Annie Ernaux: This year it’s easy to get enthusiastic about the Nobel Prize for Literature

The academy has honoured a courageous writer. Ernaux has been unfailingly honest about life as a late 20th century woman

The award of the 2022 Nobel Prize for Literature to the French writer Annie Ernaux will come as welcome news to her many admirers worldwide. She is the author of singular body of work that marries acute psychological observation with an incisive understanding of social change.

Ernaux has used her version of autofiction — writing from personal experience — to offer a detailed and unsparing vision of what it was to be a young woman growing up in postwar France, steeped in a particular kind of patriarchal complacency.

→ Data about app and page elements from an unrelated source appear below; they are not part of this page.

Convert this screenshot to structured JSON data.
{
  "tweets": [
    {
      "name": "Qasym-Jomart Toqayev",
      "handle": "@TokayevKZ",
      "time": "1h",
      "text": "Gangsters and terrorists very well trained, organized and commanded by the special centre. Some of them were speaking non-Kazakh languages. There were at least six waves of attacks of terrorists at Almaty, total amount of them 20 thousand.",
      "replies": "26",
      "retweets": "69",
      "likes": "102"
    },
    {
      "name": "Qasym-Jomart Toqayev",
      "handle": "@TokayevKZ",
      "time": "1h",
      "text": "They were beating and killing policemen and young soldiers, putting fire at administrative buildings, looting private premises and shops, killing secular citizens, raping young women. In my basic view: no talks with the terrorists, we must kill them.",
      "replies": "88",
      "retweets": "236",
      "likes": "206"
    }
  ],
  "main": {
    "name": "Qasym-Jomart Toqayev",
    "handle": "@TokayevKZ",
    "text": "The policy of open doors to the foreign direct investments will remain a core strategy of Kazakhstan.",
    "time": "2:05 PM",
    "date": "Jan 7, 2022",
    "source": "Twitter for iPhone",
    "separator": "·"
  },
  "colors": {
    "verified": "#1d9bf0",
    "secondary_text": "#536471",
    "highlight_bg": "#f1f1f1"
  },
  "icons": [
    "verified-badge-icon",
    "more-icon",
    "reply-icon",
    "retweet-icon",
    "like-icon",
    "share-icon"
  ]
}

The first work that will bring her to wider attention is A Man’s Place (1984), a closely observed account of the heartbreak of social mobility. As the narrator embraces a career in teaching and a new lifestyle, she moves farther and farther from the familiar rituals of childhood and the values of her working-class parents. Ernaux’s language is precise, unadorned, and remarkably effective in picking up on the micro-shifts that track both personal change and discreet modulations in mood in the wider society.

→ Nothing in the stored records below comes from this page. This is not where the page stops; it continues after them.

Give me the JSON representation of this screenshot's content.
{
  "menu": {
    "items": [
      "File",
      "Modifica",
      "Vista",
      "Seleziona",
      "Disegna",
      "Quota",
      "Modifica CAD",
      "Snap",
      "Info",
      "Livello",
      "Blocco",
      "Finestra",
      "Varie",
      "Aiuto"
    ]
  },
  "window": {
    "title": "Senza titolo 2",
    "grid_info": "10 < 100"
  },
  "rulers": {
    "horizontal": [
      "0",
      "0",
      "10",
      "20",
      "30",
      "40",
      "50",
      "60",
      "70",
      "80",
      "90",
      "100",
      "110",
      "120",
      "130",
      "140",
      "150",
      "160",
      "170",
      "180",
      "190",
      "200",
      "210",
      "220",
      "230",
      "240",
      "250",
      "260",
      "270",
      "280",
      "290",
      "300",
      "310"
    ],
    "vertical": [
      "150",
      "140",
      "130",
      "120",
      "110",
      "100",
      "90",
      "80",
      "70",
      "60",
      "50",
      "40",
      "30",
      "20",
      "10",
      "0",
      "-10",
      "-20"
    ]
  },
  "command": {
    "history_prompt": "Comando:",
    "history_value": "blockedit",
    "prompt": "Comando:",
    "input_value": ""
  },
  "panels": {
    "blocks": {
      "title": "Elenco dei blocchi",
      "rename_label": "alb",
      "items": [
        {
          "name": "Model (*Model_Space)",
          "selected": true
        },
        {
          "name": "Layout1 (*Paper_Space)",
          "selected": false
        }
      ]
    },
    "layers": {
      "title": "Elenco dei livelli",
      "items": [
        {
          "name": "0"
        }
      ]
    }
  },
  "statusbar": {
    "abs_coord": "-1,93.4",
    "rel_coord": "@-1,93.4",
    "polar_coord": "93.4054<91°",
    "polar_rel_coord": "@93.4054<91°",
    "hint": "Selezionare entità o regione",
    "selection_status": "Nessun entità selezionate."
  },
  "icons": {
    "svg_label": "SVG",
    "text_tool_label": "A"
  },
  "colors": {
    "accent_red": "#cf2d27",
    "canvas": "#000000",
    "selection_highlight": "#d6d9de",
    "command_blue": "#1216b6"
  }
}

In works such as A Frozen Woman (1995), Happening (2001), or A Woman’s Story (2003), Ernaux deals unflinchingly with difficult topics such as marital breakdown, abortion, and the death of a mother. Her prose in these works shuns sentiment and seeks to bring out the unsaid and the intolerable.


Her most remarkable work, The Years (2018), first published in French in 2008, took 10 years to make its way into English translation, and covers the years from the author’s birth in 1940, to 2006. The use of memory to follow the growth of a woman from childhood to adulthood in a France that is constantly shape-shifting is utterly compelling. Ernaux draws on apparently insignificant details, from an advertising slogan to a minor song lyric, to capture with unerring accuracy the spirit of a moment in ways that, at times, are reminiscent of another great French postwar writer: Georges Perec.

The Years may be based on the specific story of one person living through those years, but Ernaux’s consummate skill lies in her ability to make it in some sense the biography of a whole society. Self-reflection has never collapsed into self-absorption for Ernaux. Her relentless curiosity in others — parents, partners, lovers, perfect strangers — means her writing is always trying to understand how the self is inescapably and endlessly mediated through people who are not the narrator.

In awarding the Nobel Prize for Literature to Annie Ernaux, the Swedish Academy is honouring a writer who has been unfailingly honest and courageous in bearing witness to life lived as a woman in the late 20th century. The academy is also acknowledging the work of a scrupulous stylist who is forever attentive to the expressiveness of her native language.

There have been occasions in the past where it has been difficult to feel enthusiasm for the award of the Nobel Prize for Literature. This is not one of them.

Michael Cronin is 1776 Professor of French in Trinity College Dublin